*** Opening of Recorded information ***

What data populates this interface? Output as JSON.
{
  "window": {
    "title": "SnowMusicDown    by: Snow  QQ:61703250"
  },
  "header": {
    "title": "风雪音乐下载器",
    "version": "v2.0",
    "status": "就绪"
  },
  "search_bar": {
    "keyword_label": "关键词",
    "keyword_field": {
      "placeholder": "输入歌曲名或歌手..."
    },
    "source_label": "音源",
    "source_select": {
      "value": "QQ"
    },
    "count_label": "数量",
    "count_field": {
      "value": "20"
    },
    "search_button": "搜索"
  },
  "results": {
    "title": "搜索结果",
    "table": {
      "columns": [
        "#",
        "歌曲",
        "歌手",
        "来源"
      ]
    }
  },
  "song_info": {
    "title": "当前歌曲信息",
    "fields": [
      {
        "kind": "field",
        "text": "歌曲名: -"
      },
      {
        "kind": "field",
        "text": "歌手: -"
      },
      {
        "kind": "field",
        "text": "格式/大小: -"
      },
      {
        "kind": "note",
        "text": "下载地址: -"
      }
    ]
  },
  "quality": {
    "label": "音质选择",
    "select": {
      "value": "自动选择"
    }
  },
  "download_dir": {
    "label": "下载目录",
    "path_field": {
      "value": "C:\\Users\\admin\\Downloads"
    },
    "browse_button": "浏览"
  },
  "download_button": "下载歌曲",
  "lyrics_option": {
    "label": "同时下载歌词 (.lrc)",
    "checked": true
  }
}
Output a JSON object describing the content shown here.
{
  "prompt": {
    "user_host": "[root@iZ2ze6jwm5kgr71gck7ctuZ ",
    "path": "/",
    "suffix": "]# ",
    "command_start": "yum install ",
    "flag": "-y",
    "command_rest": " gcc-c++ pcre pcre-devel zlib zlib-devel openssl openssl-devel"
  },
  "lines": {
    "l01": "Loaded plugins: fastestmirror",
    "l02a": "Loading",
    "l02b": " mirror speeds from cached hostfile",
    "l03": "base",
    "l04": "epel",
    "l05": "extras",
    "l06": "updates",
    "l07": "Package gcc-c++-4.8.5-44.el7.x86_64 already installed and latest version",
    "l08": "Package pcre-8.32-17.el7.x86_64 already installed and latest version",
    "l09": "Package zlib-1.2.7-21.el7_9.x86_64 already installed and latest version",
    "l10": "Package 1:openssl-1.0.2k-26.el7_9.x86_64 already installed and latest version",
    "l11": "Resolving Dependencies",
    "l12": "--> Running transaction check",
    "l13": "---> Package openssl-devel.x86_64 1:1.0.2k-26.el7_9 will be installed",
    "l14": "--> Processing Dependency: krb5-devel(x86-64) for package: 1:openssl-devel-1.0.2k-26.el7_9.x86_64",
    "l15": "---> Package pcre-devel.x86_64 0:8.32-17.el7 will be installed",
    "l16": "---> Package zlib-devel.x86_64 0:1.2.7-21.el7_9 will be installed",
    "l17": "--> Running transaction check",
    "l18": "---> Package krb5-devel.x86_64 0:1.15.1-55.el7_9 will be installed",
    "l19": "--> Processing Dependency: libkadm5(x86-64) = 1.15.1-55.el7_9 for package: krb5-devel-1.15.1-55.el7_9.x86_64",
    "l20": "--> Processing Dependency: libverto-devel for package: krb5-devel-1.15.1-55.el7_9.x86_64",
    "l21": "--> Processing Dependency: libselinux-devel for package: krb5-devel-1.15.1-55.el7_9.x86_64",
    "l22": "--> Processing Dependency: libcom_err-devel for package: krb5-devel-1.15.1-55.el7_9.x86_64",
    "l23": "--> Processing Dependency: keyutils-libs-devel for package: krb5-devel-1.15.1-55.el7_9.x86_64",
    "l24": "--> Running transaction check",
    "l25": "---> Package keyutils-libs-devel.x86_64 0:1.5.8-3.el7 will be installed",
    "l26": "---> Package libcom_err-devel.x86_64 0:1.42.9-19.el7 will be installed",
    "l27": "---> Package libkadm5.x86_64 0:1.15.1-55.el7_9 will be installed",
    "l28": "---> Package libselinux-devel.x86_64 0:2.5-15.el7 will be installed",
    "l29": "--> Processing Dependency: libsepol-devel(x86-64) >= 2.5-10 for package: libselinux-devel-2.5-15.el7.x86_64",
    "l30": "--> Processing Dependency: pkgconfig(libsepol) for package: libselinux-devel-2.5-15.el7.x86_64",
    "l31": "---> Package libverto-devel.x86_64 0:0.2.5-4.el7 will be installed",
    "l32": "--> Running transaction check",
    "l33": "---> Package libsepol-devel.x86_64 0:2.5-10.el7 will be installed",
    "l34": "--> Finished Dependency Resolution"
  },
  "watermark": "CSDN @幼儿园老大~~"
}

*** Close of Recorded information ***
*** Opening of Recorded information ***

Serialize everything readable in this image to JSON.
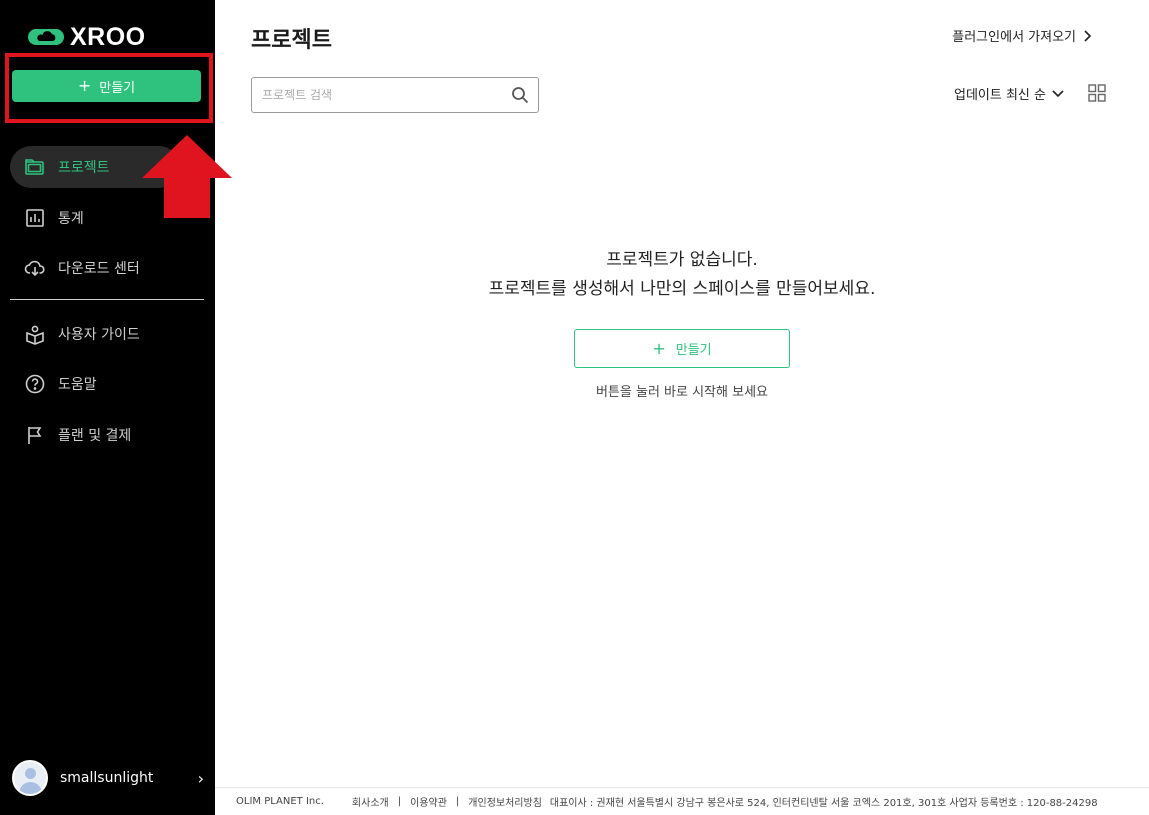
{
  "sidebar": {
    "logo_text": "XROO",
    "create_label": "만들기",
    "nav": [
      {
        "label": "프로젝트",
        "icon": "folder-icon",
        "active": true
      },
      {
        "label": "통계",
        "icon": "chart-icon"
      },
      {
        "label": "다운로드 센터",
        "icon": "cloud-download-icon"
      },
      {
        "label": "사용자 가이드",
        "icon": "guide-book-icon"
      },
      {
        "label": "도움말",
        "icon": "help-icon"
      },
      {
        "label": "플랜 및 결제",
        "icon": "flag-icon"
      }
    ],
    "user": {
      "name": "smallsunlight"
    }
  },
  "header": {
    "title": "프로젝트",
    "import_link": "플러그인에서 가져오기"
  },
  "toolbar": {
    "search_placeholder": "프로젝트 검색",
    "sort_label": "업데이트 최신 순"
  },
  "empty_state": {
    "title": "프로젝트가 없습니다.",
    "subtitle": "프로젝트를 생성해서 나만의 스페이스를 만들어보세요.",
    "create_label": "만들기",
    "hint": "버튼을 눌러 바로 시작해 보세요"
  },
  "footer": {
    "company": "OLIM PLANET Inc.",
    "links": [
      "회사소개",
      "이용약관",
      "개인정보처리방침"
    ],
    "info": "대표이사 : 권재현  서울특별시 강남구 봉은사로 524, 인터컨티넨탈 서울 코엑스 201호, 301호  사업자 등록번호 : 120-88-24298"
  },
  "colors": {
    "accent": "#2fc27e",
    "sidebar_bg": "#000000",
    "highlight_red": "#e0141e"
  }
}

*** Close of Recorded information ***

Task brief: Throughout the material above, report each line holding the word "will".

Answer to this problem:
    "l13": "---> Package openssl-devel.x86_64 1:1.0.2k-26.el7_9 will be installed",
    "l15": "---> Package pcre-devel.x86_64 0:8.32-17.el7 will be installed",
    "l16": "---> Package zlib-devel.x86_64 0:1.2.7-21.el7_9 will be installed",
    "l18": "---> Package krb5-devel.x86_64 0:1.15.1-55.el7_9 will be installed",
    "l25": "---> Package keyutils-libs-devel.x86_64 0:1.5.8-3.el7 will be installed",
    "l26": "---> Package libcom_err-devel.x86_64 0:1.42.9-19.el7 will be installed",
    "l27": "---> Package libkadm5.x86_64 0:1.15.1-55.el7_9 will be installed",
    "l28": "---> Package libselinux-devel.x86_64 0:2.5-15.el7 will be installed",
    "l31": "---> Package libverto-devel.x86_64 0:0.2.5-4.el7 will be installed",
    "l33": "---> Package libsepol-devel.x86_64 0:2.5-10.el7 will be installed",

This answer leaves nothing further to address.